GWTO
Commitments

Business awareness in a five-fold strategy:

  1. Tourist Management
  2. Sustainability
  3. Coopetitiveness
  4. Gastronomy
  5. Innovation

A. GWTO & TOURIST MANAGEMENT

Wine tourism should be viewed as a business separate from that of the wine production sector possessing autonomy in its design and development and able to substantiate its own profit. Wine tourism is Tourism with a particularity based upon the motivation to embrace wine destinations with an organization committed to the culture of tourism.

B. GWTO & SUSTAINABILITY

GWTO believes it is now the time to begin work on broadening the horizons of responsible and supportive wine tourism.

As proponents of cultural tourism, we can contribute substantially to the United Nations Agenda 2030, in terms of SDGs Ns. 3 Health and Well-Being, 4 Quality Education, 5 Gender and Social Equality, 13 Clima, 15 Ecosystems y 17 Partnerships.
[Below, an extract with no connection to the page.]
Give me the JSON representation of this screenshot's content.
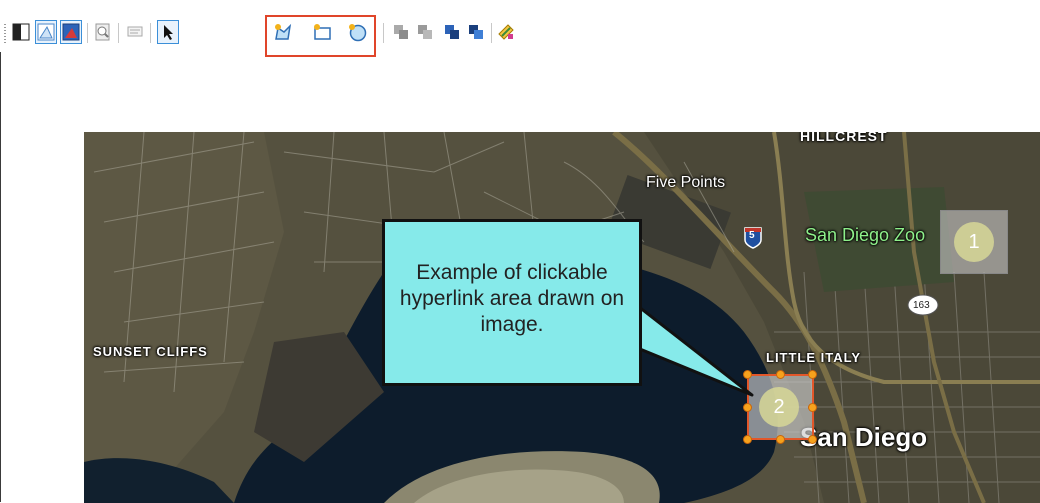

‘Knowledge Management’ has become the focus again in many sectors and, in this case, in education and training for sustainability (GWTO Academy).

Companies and Destination Management Organizations (DMOs) play a major role in efforts to minimize the development of climate change by creating solutions, services and innovative products in the area of social, environmental sustainability able to respond to global challenges linked to sustainable development.

Smart tourist destinations cannot exist without taking sustainability into account, not only as a distinguishable factor but also as a basic element of business philosophy and daily practice.

Leadership in sustainability takes on a governance model where Destination Management Organizations (DMOs) should undertake the coordination of INNOVATION and a CIRCULAR ECONOMY at the different levels of strategic planning with the aim of increasing public and private awareness of how a Circular Economy and Innovation creates competitive advantages for companies, institutions and the country.

C. GWTO & COOPETITIVENESS

Faced with a complex situation such as the current one, if the objective is to position wine tourism in both national and international market in this ‘New Era’, it will be necessary to work together: we should not see ourselves as competitors but as coopetitors by competing through cooperation, bringing together the means that allow us to prepare for a NEW WINE TOURISM on a global scale.

D. GWTO & GASTRONOMY

In the tourism sector of which wine tourism is part of, food is a useful resource to promote the unique features of a particular region.

Gastronomy is used today as a tool for social and local development by both public administrations and private entities.

Cultural and gastronomy tourism makes use of the land to obtain the raw materials used in bars and restaurants. Some concerns still remain such as the possible impact tourism has on agriculture and environmental sustainability, what benefits can be provided to the rest of the community, and the effects may be upon the natural landscape.

If the wine tourism sector wants to be sustainable, it must consider the challenges and the balance between:

  1. Heritage and innovation,
  2. The interested parties: the autonomy of suppliers and their participation in the existing policies.

E. GWTO AND INNOVATION

Innovation is a key element for the future of tourism and for wine tourism on both the technological aspects and scientific principles of technology.

The concept of innovation is much wider than the technological or even scientific advances concept: It is not enough achieving innovation in science and technology fields.

Innovation is the end result of complex processes of Knowledge Management.

They start by generating knowledge (pure and applied research); then, their dissemination (through training and information); finally, they end with the evolution of our tourist and enotourist activities because as we apply that know-how to products and services in the social-cultural, economic and governance areas: focused to a satisfactory customer experience.